Likewise, Lacazette’s contract ends at the end of the 2022 season putting him in the same place. Arenal need to find a suitable buyer and a replacement or accept that he too would leave on a free after the 2022 season. I say that with the belief that regardless of how he performs, Arsenal won’t look to extend his contract. That would put him and Aubameyang on pricey contracts while aging toward the end of their career which is a mistake Arsenal would make… right? I mean they wouldn’t make that mistake, would they?
According to Transfermarkt.com, Lacazette’s valued around £27m and Nketiah is around £15-16m. That’s not to say Arsenal could necessarily fetch that amount, but its a decent value for Nketiah, a player that hasn’t played much within the league for over a month and a half.
But why wouldn’t Arsenal sell Lacazette and keep Nketiah to see how his contract? It’s a great question, and given Nketiah is on roughly £45,000-per-week it wouldn’t be the largest hit to their wage bill to do so.
But when you consider the other options that Arsenal could have at the position, and likely will have after the summer, it makes you question if his role as depth is worth more than reinvesting a sale fee back into the team. Surely, there are other options in the side that are much more appealing.
As competition at the winger spot heats up, Arsenal are looking to see where Aubameyang fits in, and with a 10 behind him in Emile Smith Rowe, or attacking midfielders to fill in that space between the lines, Aubameyang is a striking option, and one that lets Saka stay on the right with Pepe or Martinelli on the left.
Martinelli is a very young and extremely promising player that has shown an immense amount of skill that may need fine tuning but could put his skillset right in between Lacazette’s and Eddie’s. He has the workrate, he has shown a knack for getting on the end of things to score, his maturity in making runs and knowing where to be is beyond his years. In a fluid front three, he also has a better capability to shift out to the wings, something Nketiah doesn’t really offer. It’s an ability that keeps defenders on their toes and makes him a handful to mark. A forward that can come short then go long, go long then come short is a dangerous one to mix with and prep for.
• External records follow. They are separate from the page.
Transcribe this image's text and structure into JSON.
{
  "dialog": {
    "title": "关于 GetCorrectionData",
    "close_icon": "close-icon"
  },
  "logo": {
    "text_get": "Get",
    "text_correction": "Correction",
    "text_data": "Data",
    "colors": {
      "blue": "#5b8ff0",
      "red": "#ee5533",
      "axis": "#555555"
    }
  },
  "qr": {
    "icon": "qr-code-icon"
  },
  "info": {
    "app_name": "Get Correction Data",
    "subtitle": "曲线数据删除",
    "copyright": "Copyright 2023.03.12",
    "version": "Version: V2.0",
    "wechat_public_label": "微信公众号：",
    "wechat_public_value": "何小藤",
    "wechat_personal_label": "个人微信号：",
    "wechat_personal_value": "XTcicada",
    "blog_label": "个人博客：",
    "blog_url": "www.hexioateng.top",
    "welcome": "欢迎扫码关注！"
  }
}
Balogun is certainly another name on people’s list of strikers that to see in the Arsenal side. While negotiations with his contract have been tough treading and his future is very up in the air, I think most people would like to see the complete skillset of Folarin on display. The fact that both Nketiah and Balogun have the same agent makes the situation a little bit trickier to navigate.
Finally, you have a long laundry list of striking options that people would like to see come through the door, and in all likelihood Arsenal will look to bring one in regardless of an Nketiah sale. Short of someone like Martinelli coming on so strongly in the final months of this season that satiate this need, it would be extremely disappointing to see Arsenal go through the entire summer window without making a purchase.
Arsenal have a long list of other positions to fill, which may be the reason they consider some situation in which Lacazette is kept, but even that wold see a sizable fee missed once more by a club that has been lambasted by its supporters for routinely losing players with nothing financially coming in the opposite direction. Additionally, Aubameyang hasn’t shown a level of play in that central role this year to label that position as tied down.
In a window that needs to see the club be stone-hearted, it seems time to sell one of their Hale End graduates but it’s no shame or disappointment if that’s the case. While everyone wants the graduates to end up like Bukayo Saka, the truth is, most don’t make it. And when that’s the case, producing sellable assets becomes just as important. Seems like the time for that switch from grow for the team to sell for the team is written on the walls.